With the Q&A session and an award ceremony EY Demo Day came to its end and was followed by the HighTechXL Demo Day: a celebration of high-tech innovation and entrepreneurship where HighTechXL participants, alumni and corporate startups pitch their products and businesses.
The Finance Navigator was the only EY team that was invited for a pitch at HighTechXL Demo Day, meaning that chief marketing Wout Bobbink got the opportunity to pitch for a 1000 potential customers. He seized the opportunity with both hands and nailed it:
‘Only 10% of all startups succeed… but you know what happened to startups that have used our prototype in the past? They raised 10 million euros in total!’
In short: the Finance Navigator’s team knows what it’s like to be on stage pitching for large audiences… and that is why we thought we should share our experience.
If you want to know how YOU can deliver a killer pitch as well, then please take a look at the 5 tips underneath the following video. And if you want to see what a great pitch looks like, then check out the recording of Wout’s pitch in the video below.
Tip 1: a good pitch does not only consist of a good story!
A good pitch consists of three interrelated elements: 1) the story, 2) the pitch deck, and 3) the delivery. All three are equally important (okay.. we do admit the story and the delivery are crucial, but nicely designed slides can turn a good story into an amazing story!) and all take at least as much time to master.
Tip 2: tailor your story to the audience and use the pitch canvas.
Most of the times you do a pitch you will face a different audience and each audience requires a different story line. For instance, Alex’ pitch at EY’s Demo Day was an investor pitch, while Wouts pitch in the afternoon was a sales pitch; different audiences, different goals (e.g. raising investment vs. boosting product sales). The Pitch Canvas© can help you identify which elements your pitch could/should contain.
Tip 3: if your story is good, a pitch deck can make it amazing!
Try to strengthen your story making use of a good pitch deck. 3 tips: 1) use LITTLE text, 2) MANY visuals, 3) and go easy on the clicking (more clicks means a more complex presentation and therefore more practice hours, while it doesn’t always improve your presentation). If you’re working with a designer and you want to have many options for customization, then use Powerpoint. Want to make something slick yourself without too much hassle? Haiku Deck could be a solution.
Tip 4: it’s all about delivery.
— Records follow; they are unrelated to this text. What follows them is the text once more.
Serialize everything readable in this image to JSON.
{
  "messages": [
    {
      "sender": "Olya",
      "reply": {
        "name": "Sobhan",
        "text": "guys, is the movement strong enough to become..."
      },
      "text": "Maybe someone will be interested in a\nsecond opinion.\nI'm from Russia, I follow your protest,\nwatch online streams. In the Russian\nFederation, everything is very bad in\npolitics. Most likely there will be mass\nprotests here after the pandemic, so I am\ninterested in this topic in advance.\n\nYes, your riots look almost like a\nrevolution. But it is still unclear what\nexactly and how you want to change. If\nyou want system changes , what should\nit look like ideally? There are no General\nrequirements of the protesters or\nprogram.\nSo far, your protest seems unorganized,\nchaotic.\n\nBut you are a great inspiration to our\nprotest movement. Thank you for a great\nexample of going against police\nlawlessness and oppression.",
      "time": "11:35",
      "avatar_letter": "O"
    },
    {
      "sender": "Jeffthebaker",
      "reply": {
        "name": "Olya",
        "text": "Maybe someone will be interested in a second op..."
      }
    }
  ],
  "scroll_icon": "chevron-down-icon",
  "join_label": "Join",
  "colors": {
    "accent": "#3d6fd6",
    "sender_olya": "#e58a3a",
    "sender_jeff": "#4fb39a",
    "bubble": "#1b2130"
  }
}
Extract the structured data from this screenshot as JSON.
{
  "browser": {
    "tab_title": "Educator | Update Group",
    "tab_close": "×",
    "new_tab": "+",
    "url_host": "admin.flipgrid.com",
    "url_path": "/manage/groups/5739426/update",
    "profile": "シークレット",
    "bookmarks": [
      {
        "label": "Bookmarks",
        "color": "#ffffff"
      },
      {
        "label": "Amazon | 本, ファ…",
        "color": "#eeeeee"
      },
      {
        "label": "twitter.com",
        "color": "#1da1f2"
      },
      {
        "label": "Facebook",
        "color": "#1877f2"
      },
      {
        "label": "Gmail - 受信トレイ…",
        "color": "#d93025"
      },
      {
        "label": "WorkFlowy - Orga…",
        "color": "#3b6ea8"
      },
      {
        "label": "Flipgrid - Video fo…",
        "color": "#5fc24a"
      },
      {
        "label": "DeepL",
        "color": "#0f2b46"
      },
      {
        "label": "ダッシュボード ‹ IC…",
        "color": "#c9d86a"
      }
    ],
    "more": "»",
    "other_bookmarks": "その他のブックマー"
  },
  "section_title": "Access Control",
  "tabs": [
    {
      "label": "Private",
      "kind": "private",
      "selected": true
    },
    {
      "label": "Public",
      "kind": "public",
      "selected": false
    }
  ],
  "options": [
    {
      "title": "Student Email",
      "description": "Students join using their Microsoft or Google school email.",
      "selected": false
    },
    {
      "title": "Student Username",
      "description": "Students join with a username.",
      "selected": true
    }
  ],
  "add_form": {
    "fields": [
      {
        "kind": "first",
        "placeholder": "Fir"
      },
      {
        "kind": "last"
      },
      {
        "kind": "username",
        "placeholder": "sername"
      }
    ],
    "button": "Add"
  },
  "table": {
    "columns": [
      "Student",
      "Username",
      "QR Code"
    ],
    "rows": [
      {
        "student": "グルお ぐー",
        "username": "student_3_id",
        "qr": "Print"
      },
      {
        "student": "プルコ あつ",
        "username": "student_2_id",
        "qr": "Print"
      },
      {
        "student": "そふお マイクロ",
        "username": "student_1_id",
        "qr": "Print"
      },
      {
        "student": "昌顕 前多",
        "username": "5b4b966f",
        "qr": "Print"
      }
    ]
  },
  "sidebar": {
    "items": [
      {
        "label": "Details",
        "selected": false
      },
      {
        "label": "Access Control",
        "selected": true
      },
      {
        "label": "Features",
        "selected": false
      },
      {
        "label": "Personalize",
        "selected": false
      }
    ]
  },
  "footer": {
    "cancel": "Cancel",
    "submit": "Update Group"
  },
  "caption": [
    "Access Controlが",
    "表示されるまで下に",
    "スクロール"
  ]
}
Even the best stories and pitch decks won’t save you if your delivery sucks. We don’t know the exact percentage, but a big chunk of what you’re saying comes from non-verbal communication. We all know we should make eye-contact with the audience, try to walk around and make gestures (but not too much!) and play with intonation, but what many people don’t know is that the last few minutes BEFORE you go on stage can have a large influence on how the audience perceives you as well.
The last 5 minutes before you go on stage, try to stand in the most confident posture you can think of, even if you don’t feel confident at all. This boosts your testosterone levels and will increase your chances of success. If the science behind it is right or if it’s just a placebo effect we don’t know for sure, but hey.. for us it helped! (want to know more on this? Google for Amy Cuddy’s Ted talk)
Tip 5: practice, practice, practice…
Very cliché, but the funny thing with clichés is that they’re most often true… practice your pitch on your colleagues, your grandma, your boy/girlfriend, or maybe even a stranger in the bus. All should be able to understand your story.